Now let’s look at the buildup that leads to BVB’s first goal. Freiburg were set up in a defensive 4-4-2, which generally did an okay job of keeping the pressure on BVB’s back four and blocking out Mahmoud Dahoud. However, it did give BVB a man advantage in the center.

Source: ESPN

As you can see, all Marco Reus had to do was drop a bit deeper from his position at the tip of the diamond to be completely open. Here, Freiburg midfielder Nicolas Höfler has to mark both Julian Brandt and Reus. While he does his best to cover both, Reus finds enough space for Emre Can to hit him with a quick pass. Christian Günter tries to step out of the back line, but it’s too late. Reus is able to dribble in towards the 18 yard box and play a quick pass to Malen, who draws the corner that leads to BVB’s first goal.

It was perfect. If there was wide space available on either side, Malen, Reus, or Brandt would drift into it. If Guerreiro advanced, Bellingham would drop back and cover for him. If any of the four midfielders in the diamond won a ball in midfield, he would immediately have three passing options darting forward.
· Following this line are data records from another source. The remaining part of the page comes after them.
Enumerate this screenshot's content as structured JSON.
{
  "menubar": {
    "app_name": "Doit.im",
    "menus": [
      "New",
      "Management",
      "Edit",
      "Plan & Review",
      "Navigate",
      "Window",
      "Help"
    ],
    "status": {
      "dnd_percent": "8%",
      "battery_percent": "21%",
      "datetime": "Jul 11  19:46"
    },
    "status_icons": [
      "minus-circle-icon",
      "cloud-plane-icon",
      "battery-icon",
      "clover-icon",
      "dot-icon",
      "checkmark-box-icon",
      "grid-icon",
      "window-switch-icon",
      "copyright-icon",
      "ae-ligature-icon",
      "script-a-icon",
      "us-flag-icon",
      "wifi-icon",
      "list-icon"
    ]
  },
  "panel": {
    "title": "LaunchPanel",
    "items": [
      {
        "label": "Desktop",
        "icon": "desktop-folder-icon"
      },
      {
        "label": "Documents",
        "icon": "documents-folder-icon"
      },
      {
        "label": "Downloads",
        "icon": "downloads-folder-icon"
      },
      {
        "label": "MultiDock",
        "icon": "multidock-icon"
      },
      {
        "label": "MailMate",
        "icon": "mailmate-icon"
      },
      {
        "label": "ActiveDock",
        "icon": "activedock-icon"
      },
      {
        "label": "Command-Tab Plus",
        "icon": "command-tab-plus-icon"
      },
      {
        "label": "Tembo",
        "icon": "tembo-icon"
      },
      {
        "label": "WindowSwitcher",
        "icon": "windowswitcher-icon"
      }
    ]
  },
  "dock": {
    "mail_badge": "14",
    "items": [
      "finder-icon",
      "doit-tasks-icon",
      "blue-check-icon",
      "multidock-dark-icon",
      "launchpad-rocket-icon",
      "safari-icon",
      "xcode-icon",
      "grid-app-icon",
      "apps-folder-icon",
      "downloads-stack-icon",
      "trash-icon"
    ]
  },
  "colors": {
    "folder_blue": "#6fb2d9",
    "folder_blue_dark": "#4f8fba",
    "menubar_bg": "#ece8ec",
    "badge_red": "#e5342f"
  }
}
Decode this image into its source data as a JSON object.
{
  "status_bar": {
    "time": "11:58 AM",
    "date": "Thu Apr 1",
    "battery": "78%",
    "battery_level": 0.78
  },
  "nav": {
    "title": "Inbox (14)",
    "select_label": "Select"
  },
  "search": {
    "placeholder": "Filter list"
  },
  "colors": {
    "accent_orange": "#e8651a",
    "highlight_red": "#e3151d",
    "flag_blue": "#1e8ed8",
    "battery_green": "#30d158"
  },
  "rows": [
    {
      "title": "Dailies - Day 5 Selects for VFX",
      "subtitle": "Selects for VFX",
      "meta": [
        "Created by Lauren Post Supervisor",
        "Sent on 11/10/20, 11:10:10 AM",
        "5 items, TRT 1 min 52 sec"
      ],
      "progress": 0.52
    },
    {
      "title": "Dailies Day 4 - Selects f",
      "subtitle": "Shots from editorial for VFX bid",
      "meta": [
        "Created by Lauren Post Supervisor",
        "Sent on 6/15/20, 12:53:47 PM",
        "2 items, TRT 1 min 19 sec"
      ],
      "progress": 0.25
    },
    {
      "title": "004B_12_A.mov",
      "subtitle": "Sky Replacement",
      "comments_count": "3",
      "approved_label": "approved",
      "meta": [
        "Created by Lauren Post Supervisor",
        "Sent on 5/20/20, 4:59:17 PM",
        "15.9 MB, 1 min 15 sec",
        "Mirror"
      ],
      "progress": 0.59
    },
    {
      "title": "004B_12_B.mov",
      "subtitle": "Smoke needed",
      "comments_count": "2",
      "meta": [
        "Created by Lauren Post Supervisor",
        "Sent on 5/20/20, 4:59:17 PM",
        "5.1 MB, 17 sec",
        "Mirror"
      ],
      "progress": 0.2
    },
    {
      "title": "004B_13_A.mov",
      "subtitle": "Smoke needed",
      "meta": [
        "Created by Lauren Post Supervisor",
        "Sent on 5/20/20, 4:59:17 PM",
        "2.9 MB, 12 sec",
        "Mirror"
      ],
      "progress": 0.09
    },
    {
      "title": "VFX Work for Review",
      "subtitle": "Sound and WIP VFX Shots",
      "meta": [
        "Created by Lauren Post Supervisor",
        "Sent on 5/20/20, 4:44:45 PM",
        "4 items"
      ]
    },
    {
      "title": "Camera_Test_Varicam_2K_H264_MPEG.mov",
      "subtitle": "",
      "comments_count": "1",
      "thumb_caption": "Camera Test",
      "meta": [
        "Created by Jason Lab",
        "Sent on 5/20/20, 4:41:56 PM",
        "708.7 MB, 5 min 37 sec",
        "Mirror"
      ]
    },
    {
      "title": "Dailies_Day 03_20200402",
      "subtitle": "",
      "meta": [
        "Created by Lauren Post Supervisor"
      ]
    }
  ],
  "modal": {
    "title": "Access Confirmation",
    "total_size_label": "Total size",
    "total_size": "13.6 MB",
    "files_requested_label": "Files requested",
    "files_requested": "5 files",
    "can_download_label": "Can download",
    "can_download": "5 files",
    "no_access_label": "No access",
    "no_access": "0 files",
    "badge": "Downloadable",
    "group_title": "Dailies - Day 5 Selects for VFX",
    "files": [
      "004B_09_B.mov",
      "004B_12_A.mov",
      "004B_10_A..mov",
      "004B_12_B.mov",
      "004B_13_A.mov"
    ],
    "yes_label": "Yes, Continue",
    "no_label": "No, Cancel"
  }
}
Meanwhile, just by staying forward and threatening any open spaces available, Donyell Malen and Erling Haaland completely neutralized Freiburg’s back line, keeping them hemmed into their own zone.

I may do a tactical breakdown of this game over the weekend, because I have a lot more I could say, but for now I’ll just say that Marco Rose’s plan worked to perfection. It was fluid, it was dynamic, it was everything you want out of a squad. Great work.


Like a total moron, I tweeted out during the game #HappyPieces, not realizing that #GladPieces works so much better. Over the years, BVB have grown a reputation for being particularly mediocre at set pieces, both defensively and offensively. This was not the case today, though. Dortmund scored not one, but TWO set pieces goals in the first half. Both goals came from corners, both were assisted by Julian Brandt, and both were scored by none other than Thomas Meunier. If you had a Thomas Meunier brace on your bingo card, please contact me ASAP with the lotto numbers!

Fun fact: BVB scored 40% of all their Bundesliga goals from corners today.

Why can’t we have nice things

Not to bring you all down, but not everything today was sunshine and rainbows. Borussia Dortmund’s injury situation, specifically, only worsened. Both Emre Can and Thomas Meunier needed to come off, both with apparent muscle injuries. I didn’t catch what afflicted Meunier, but I did see Emre Can clutching his hip flexor in pain. While he played through it for about 20 minutes, he needed to come off at the half for Manuel Akanji.

Hopefully, neither injury is minor, because Dortmund need all the players they can muster right now.

Your Thoughts

Other than a few more tactical notes that I’d like to get into at a later date, I don’t have much more to say about this match. BVB were dominant from start to finish. I’m so excited to see what this team can do in the Europa League.